'''

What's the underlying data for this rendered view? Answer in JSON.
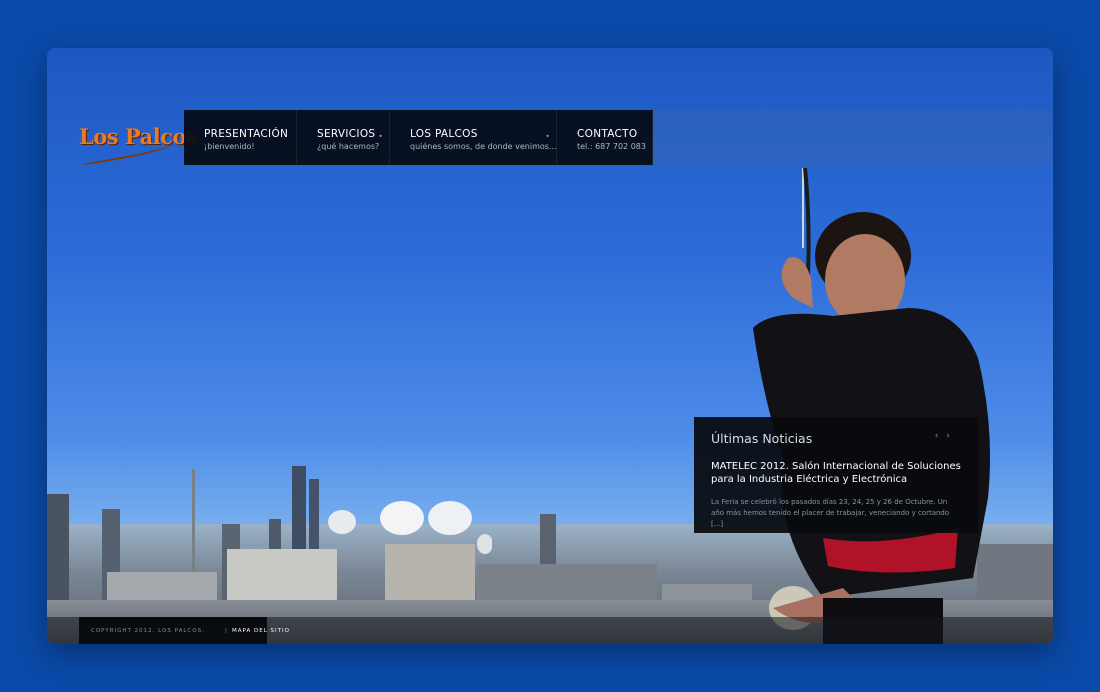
{
  "logo": {
    "text": "Los Palcos"
  },
  "nav": [
    {
      "title": "PRESENTACIÓN",
      "sub": "¡bienvenido!"
    },
    {
      "title": "SERVICIOS",
      "sub": "¿qué hacemos?"
    },
    {
      "title": "LOS PALCOS",
      "sub": "quiénes somos, de donde venimos..."
    },
    {
      "title": "CONTACTO",
      "sub": "tel.: 687 702 083"
    }
  ],
  "news": {
    "heading": "Últimas Noticias",
    "title": "MATELEC 2012. Salón Internacional de Soluciones para la Industria Eléctrica y Electrónica",
    "body": "La Feria se celebró los pasados días 23, 24, 25 y 26 de Octubre. Un año más hemos tenido el placer de trabajar, veneciando y cortando [...]",
    "prev": "‹",
    "next": "›"
  },
  "footer": {
    "copyright": "COPYRIGHT 2012. LOS PALCOS.",
    "separator": "|",
    "sitemap": "MAPA DEL SITIO"
  },
  "colors": {
    "page_bg": "#0a4aa8",
    "logo": "#e87a28",
    "nav_bg": "#050a14"
  }
}
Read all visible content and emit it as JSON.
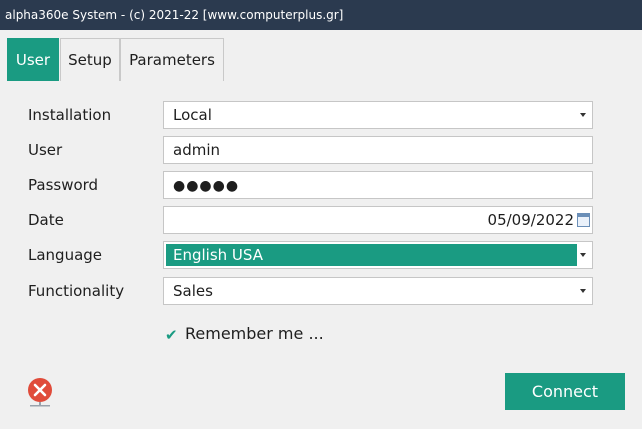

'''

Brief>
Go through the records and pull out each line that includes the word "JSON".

Task result>
What's the underlying data for this rendered view? Answer in JSON.
Read all visible content and emit it as JSON.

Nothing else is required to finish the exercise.